Zuko's eyes was caught, distracted, by the woman in blue who had just appeared in the hall behind Koroshi. Katara's eyes were stern and soft at the same time, in that bewildering way she had, and it was enough to make Zuko remember his manners. Following his adoptive father's line of sight, Koroshi noticed the waterbender as well, and instantly backed away.

They had never fought in her presence, nor did they ever plan to. The tension between the Fire Lord and Azula's son had only grown over the las three years or so, but this did not carry over much into their dealings with Katara. This angered Katara to no end, as she felt unable to ease or heal their feud; but in some unspoken code, both husband and nephew knew, beyond anything else, that they could not allow their argument to hurt Katara. She had been savior to them both, and both felt unworthy when she was near.

"Lady Katara," Koroshi bowed respectfully, but Katara seemed unhappy that he greeted her so formally. She was not allowed a moment to speak though, for as soon as Koroshi had straightened up he was turned to leave - to escape, to go anywhere but this space between the woman he admired and the man he was starting to hate.


"What?" Koroshi snarled it, half-turned to face the Fire Lord. The savage, golden glint in his eyes was all too intense, all too familiar. It always made Zuko's insides crawl, when he saw the anger in his nephew's eyes; like staring his mad sister in the face, before she lit her hands to flame.

"Avatar Aang and Toph will be here in two days with their children - as will your uncle Sokka and aunt Suki. Did you remember to get a gift for your great uncle?"

It took Koroshi a minute to register what the Fire Lord had said, and to calm down enough to respond. When he did, he was already turned back to disappear down the hall.

"Yeah, I remembered," his golden eyes had gone dark in the dim light.

Zuko watched him go with a sad, disappointed air. As soon as his frame had disappeared around the corner, his shoulder went down, and he sighed defeatedly.

"I wish he'd cheer up. I wish he'd see that we love him. He's so..."

"Like you?"

Zuko sighed and pinched his nose, wrapping his free arm around his wife. Katara grinned at him, and he looked at her coyly, apprehensively.

"That's not the most comforting thought, Katara," he reminded her.

"Better like you than like Azula," Katara said, softer in case Koroshi was still somewhere within earshot.

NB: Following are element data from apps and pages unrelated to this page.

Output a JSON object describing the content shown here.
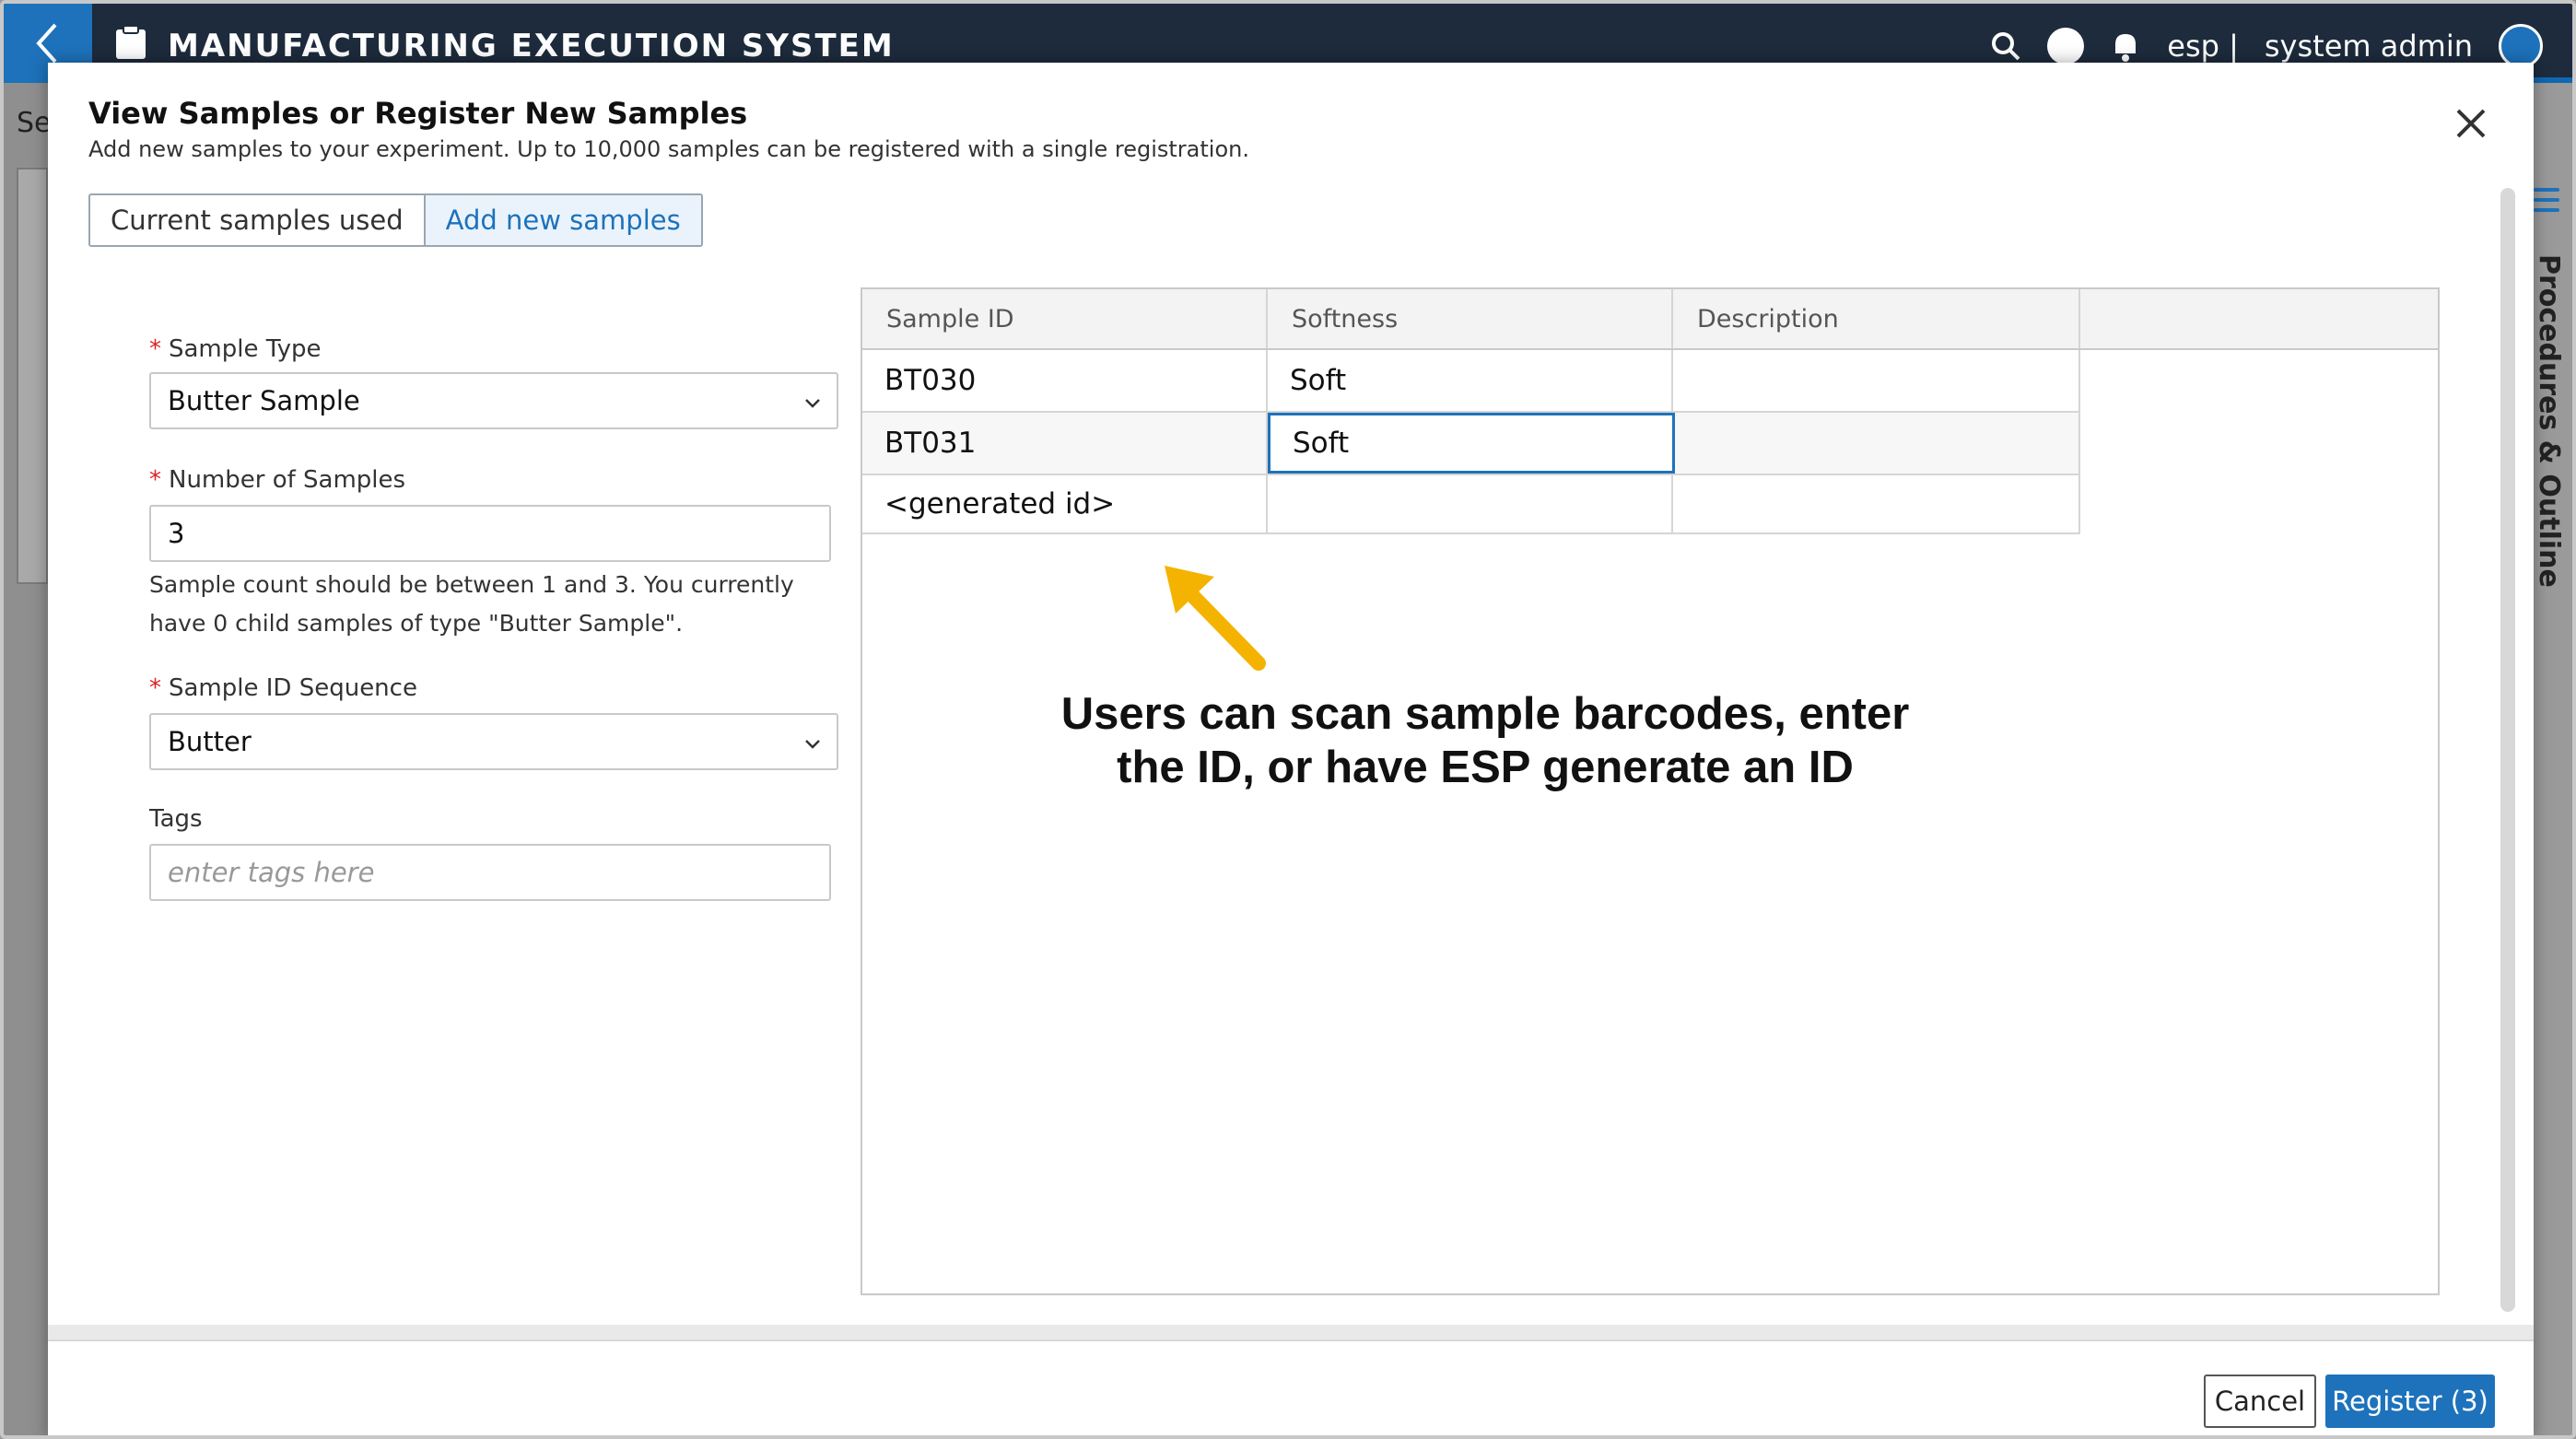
{
  "app": {
    "title": "MANUFACTURING EXECUTION SYSTEM",
    "user_prefix": "esp |",
    "user_name": "system admin",
    "left_partial_text": "Se",
    "side_panel_label": "Procedures & Outline"
  },
  "modal": {
    "title": "View Samples or Register New Samples",
    "subtitle": "Add new samples to your experiment. Up to 10,000 samples can be registered with a single registration.",
    "tabs": [
      {
        "label": "Current samples used",
        "active": false
      },
      {
        "label": "Add new samples",
        "active": true
      }
    ]
  },
  "form": {
    "required_marker": "*",
    "sample_type": {
      "label": "Sample Type",
      "value": "Butter Sample"
    },
    "number_of_samples": {
      "label": "Number of Samples",
      "value": "3"
    },
    "help_text": "Sample count should be between 1 and 3. You currently have 0 child samples of type \"Butter Sample\".",
    "sample_id_sequence": {
      "label": "Sample ID Sequence",
      "value": "Butter"
    },
    "tags": {
      "label": "Tags",
      "placeholder": "enter tags here"
    }
  },
  "grid": {
    "columns": [
      "Sample ID",
      "Softness",
      "Description"
    ],
    "rows": [
      {
        "sample_id": "BT030",
        "softness": "Soft",
        "description": ""
      },
      {
        "sample_id": "BT031",
        "softness": "Soft",
        "description": ""
      },
      {
        "sample_id": "<generated id>",
        "softness": "",
        "description": ""
      }
    ]
  },
  "annotation": {
    "line1": "Users can scan sample barcodes, enter",
    "line2": "the ID, or have ESP generate an ID"
  },
  "footer": {
    "cancel_label": "Cancel",
    "register_label": "Register (3)"
  },
  "colors": {
    "accent": "#1d72bb",
    "topbar": "#1d2b3c",
    "arrow": "#f5b301",
    "required": "#dd2222"
  },
  "icons": [
    "back-chevron-icon",
    "clipboard-icon",
    "search-icon",
    "help-icon",
    "bell-icon",
    "avatar-icon",
    "list-menu-icon",
    "close-icon",
    "chevron-down-icon",
    "arrow-pointer-icon"
  ]
}
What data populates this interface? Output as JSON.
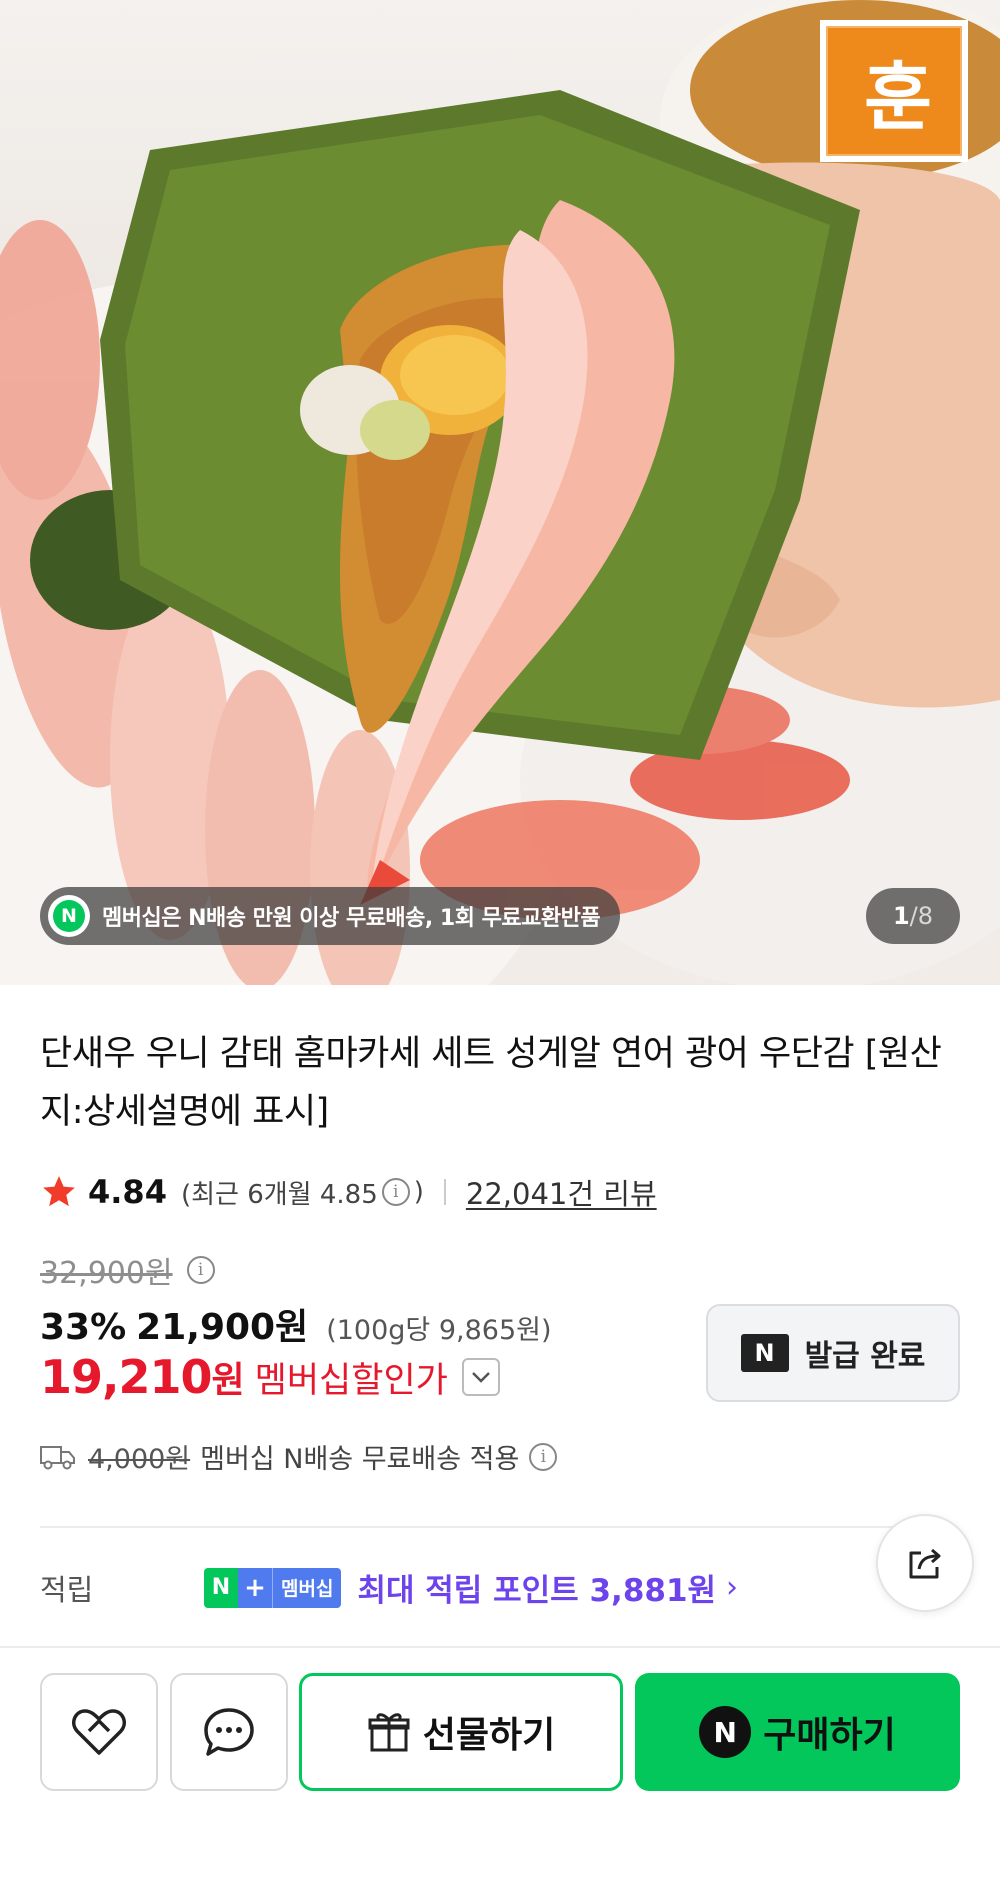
{
  "hero": {
    "brand_logo_text": "훈",
    "promo_badge": "N",
    "promo_text": "멤버십은 N배송 만원 이상 무료배송, 1회 무료교환반품",
    "image_index": "1",
    "image_sep": "/",
    "image_total": "8"
  },
  "product": {
    "title": "단새우 우니 감태 홈마카세 세트 성게알 연어 광어 우단감 [원산지:상세설명에 표시]",
    "rating": "4.84",
    "recent_rating_prefix": "(최근 6개월 4.85",
    "recent_rating_suffix": ")",
    "review_count": "22,041건 리뷰",
    "original_price": "32,900원",
    "discount_rate": "33%",
    "sale_price": "21,900원",
    "unit_price": "(100g당 9,865원)",
    "member_price": "19,210",
    "member_price_unit": "원",
    "member_price_label": "멤버십할인가",
    "info_glyph": "i"
  },
  "coupon": {
    "badge": "N",
    "label": "발급 완료"
  },
  "shipping": {
    "original_fee": "4,000원",
    "text": "멤버십 N배송 무료배송 적용"
  },
  "points": {
    "label": "적립",
    "badge_n": "N",
    "badge_plus": "+",
    "badge_member": "멤버십",
    "text": "최대 적립 포인트 3,881원",
    "chevron": "›"
  },
  "actions": {
    "gift_label": "선물하기",
    "buy_badge": "N",
    "buy_label": "구매하기"
  },
  "colors": {
    "naver_green": "#03c75a",
    "member_red": "#e5182c",
    "points_purple": "#6d44ec",
    "brand_orange": "#ee8a1c"
  },
  "icons": [
    "brand-logo",
    "star-icon",
    "info-icon",
    "chevron-down-icon",
    "truck-icon",
    "share-icon",
    "heart-icon",
    "chat-icon",
    "gift-icon"
  ]
}
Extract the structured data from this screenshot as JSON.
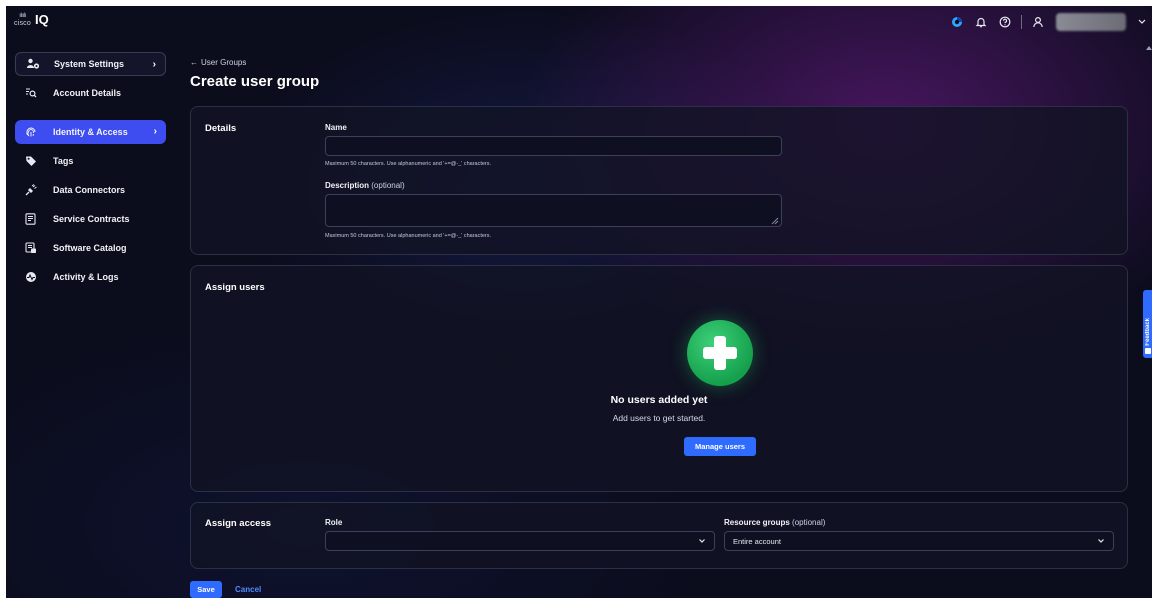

Zuko thought of this for only a moment, before kissing his wife gratefully on her forehead.


BTW: Kudos for anyone who can figure out who Ming is in the original show :)